Twitter tested the Carousel ads format in 2016, which allows advertisers to attach multiple images or videos to a single ad tweet.
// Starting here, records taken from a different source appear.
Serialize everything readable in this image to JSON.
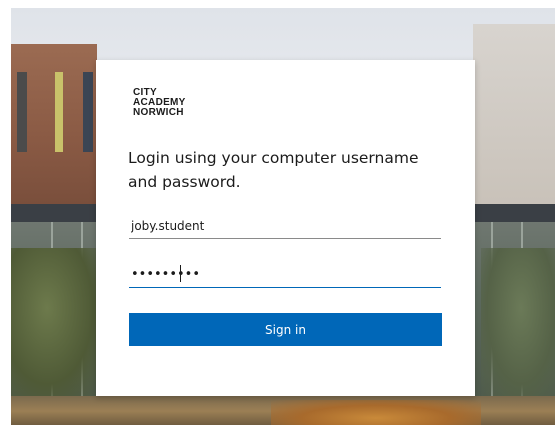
{
  "logo": {
    "line1": "CITY",
    "line2": "ACADEMY",
    "line3": "NORWICH"
  },
  "instruction": "Login using your computer username and password.",
  "username": {
    "value": "joby.student"
  },
  "password": {
    "value": "•••••••••"
  },
  "signin_label": "Sign in",
  "colors": {
    "accent": "#0067b8"
  }
}
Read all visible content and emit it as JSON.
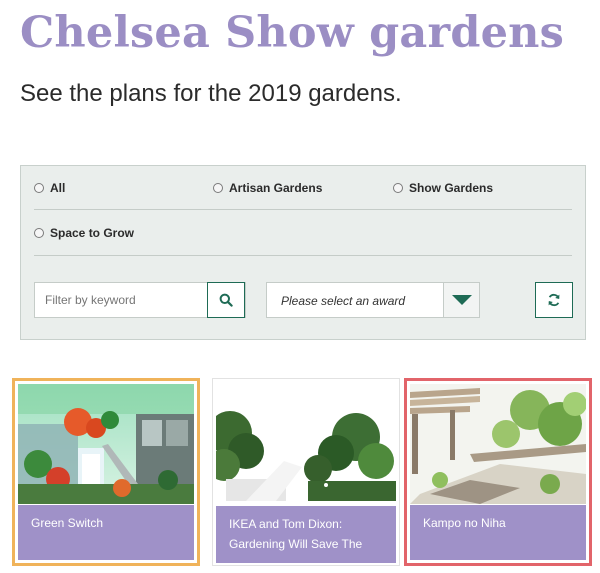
{
  "header": {
    "title": "Chelsea Show gardens",
    "subtitle": "See the plans for the 2019 gardens."
  },
  "filters": {
    "radios": [
      {
        "label": "All"
      },
      {
        "label": "Artisan Gardens"
      },
      {
        "label": "Show Gardens"
      },
      {
        "label": "Space to Grow"
      }
    ],
    "search": {
      "placeholder": "Filter by keyword",
      "value": ""
    },
    "award_select": {
      "placeholder": "Please select an award"
    }
  },
  "cards": [
    {
      "title": "Green Switch",
      "border_color": "#f0b35a"
    },
    {
      "title": "IKEA and Tom Dixon: Gardening Will Save The",
      "border_color": "#e2e2e2"
    },
    {
      "title": "Kampo no Niha",
      "border_color": "#e2646a"
    }
  ],
  "colors": {
    "title": "#9b8ec4",
    "panel_bg": "#eaeeec",
    "accent_green": "#1e6b55",
    "card_label_bg": "#9f91c8"
  }
}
(Subscribe to our Today’s Cache newsletter for a quick snapshot of top 5 tech stories. Click here to subscribe for free.)Twitter introduced on Wednesday a new and updated version of its Carousel ads feature for advertisers to help companies drive consumer engagement and increase app installs.Carousel cards are horizontally swipeable images that can be used to promote direct advertising. Advertisers can add up to six carousel cards in a single ad to showcase the product and highlight its features. Video carousels enable video ads.Currently, a single carousel ad can either contain only images or videos; not both. The format is available via Ads Manager and through Twitter’s API.In beta testing, website carousel ads saw a 15% increase in click-through rate, while app carousels witnessed a 24% increase in installs per impression relative to the single-ad format, Twitter stated.Also read | Facebook, swamped with misinformation, extends post-election U.S. political ad banTwitter’s ad revenue rose 15% in the September ended quarter compared with the same period last year, as companies spent more on advertising to attract customers during the pandemic. The California-based company also said its average monetisable daily active usage grew by a third last quarter compared with last year.
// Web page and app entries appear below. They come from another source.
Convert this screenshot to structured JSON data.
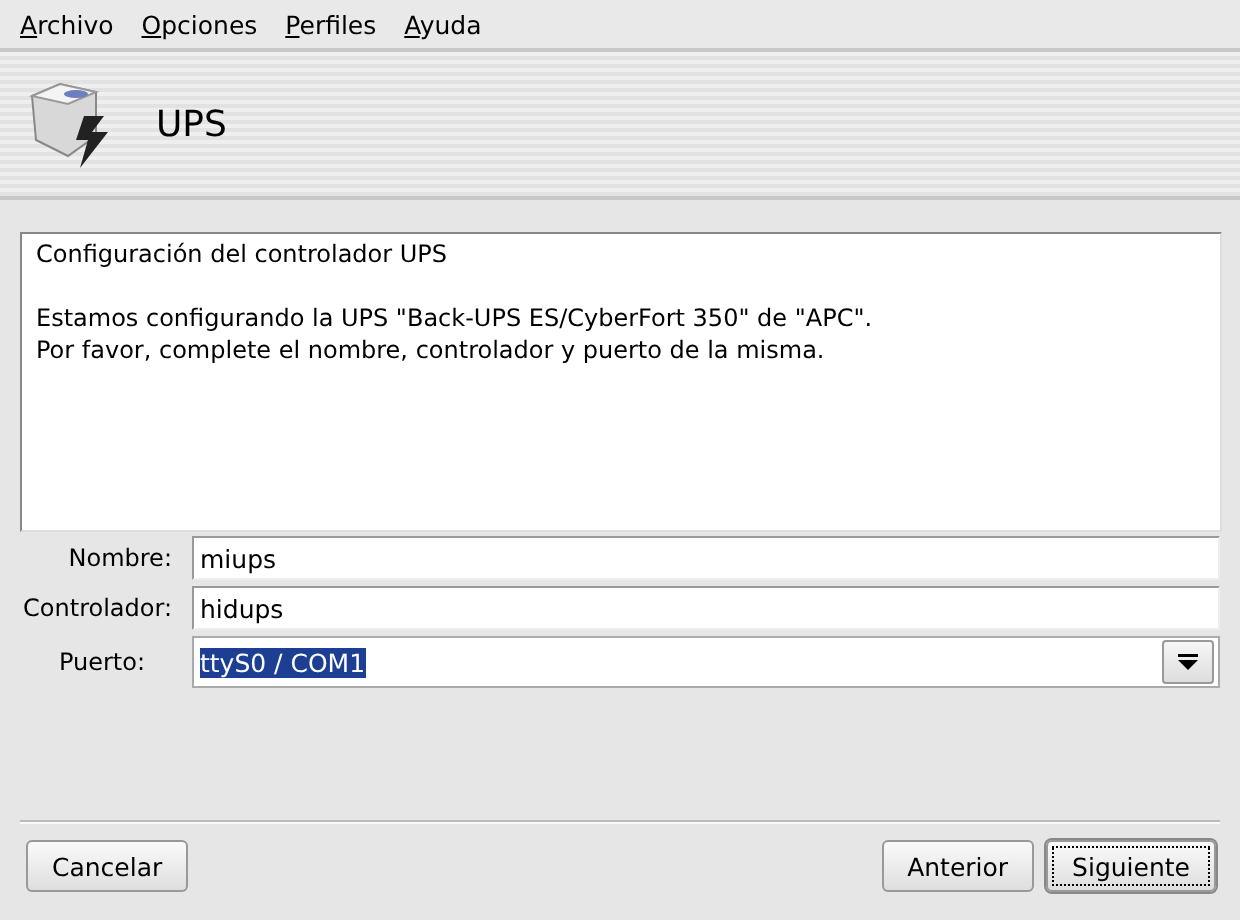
{
  "menu_bar": [
    {
      "label": "Archivo"
    },
    {
      "label": "Opciones"
    },
    {
      "label": "Perfiles"
    },
    {
      "label": "Ayuda"
    }
  ],
  "header": {
    "title": "UPS"
  },
  "description": {
    "title": "Configuración del controlador UPS",
    "lines": [
      "Estamos configurando la UPS \"Back-UPS ES/CyberFort 350\" de \"APC\".",
      "Por favor, complete el nombre, controlador y puerto de la misma."
    ]
  },
  "fields": [
    {
      "kind": "text",
      "label": "Nombre:",
      "value": "miups"
    },
    {
      "kind": "text",
      "label": "Controlador:",
      "value": "hidups"
    },
    {
      "kind": "combo",
      "label": "Puerto:",
      "value": "ttyS0 / COM1",
      "text_selected": true
    }
  ],
  "buttons_left": [
    {
      "label": "Cancelar",
      "default": false
    }
  ],
  "buttons_right": [
    {
      "label": "Anterior",
      "default": false
    },
    {
      "label": "Siguiente",
      "default": true
    }
  ]
}
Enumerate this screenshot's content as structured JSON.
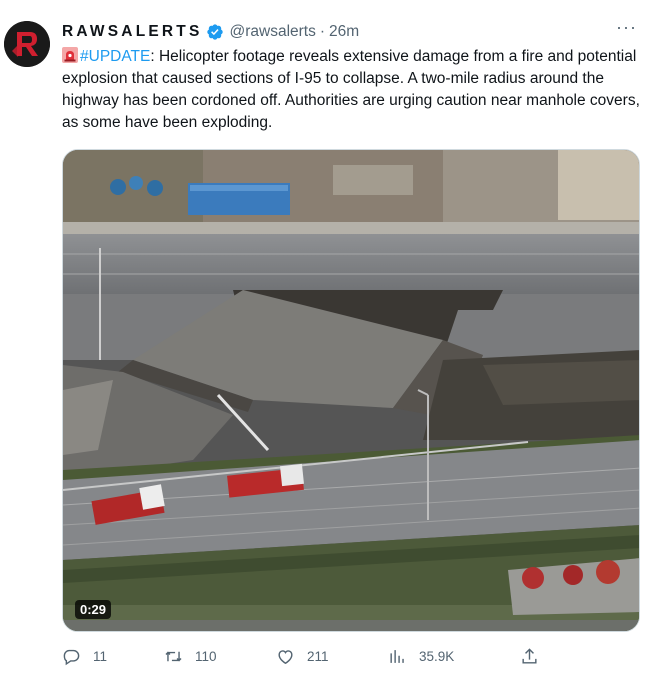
{
  "tweet": {
    "display_name": "RAWSALERTS",
    "handle": "@rawsalerts",
    "separator": "·",
    "time": "26m",
    "more": "···",
    "hashtag": "#UPDATE",
    "text_after_hashtag": ": Helicopter footage reveals extensive damage from a fire and potential explosion that caused sections of I-95 to collapse. A two-mile radius around the highway has been cordoned off. Authorities are urging caution near manhole covers, as some have been exploding."
  },
  "media": {
    "duration": "0:29"
  },
  "actions": {
    "replies": "11",
    "retweets": "110",
    "likes": "211",
    "views": "35.9K"
  },
  "colors": {
    "link": "#1d9bf0",
    "muted": "#536471",
    "verified": "#1d9bf0"
  },
  "icons": [
    "reply-icon",
    "retweet-icon",
    "like-icon",
    "views-icon",
    "share-icon",
    "verified-icon",
    "siren-icon"
  ]
}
A letter from the Editor
Dear subscriber,Thank you!Your support for our journalism is invaluable. It’s a support for truth and fairness in journalism. It has helped us keep apace with events and happenings.The Hindu has always stood for journalism that is in the public interest. At this difficult time, it becomes even more important that we have access to information that has a bearing on our health and well-being, our lives, and livelihoods. As a subscriber, you are not only a beneficiary of our work but also its enabler.We also reiterate here the promise that our team of reporters, copy editors, fact-checkers, designers, and photographers will deliver quality journalism that stays away from vested interest and political propaganda.Suresh Nambath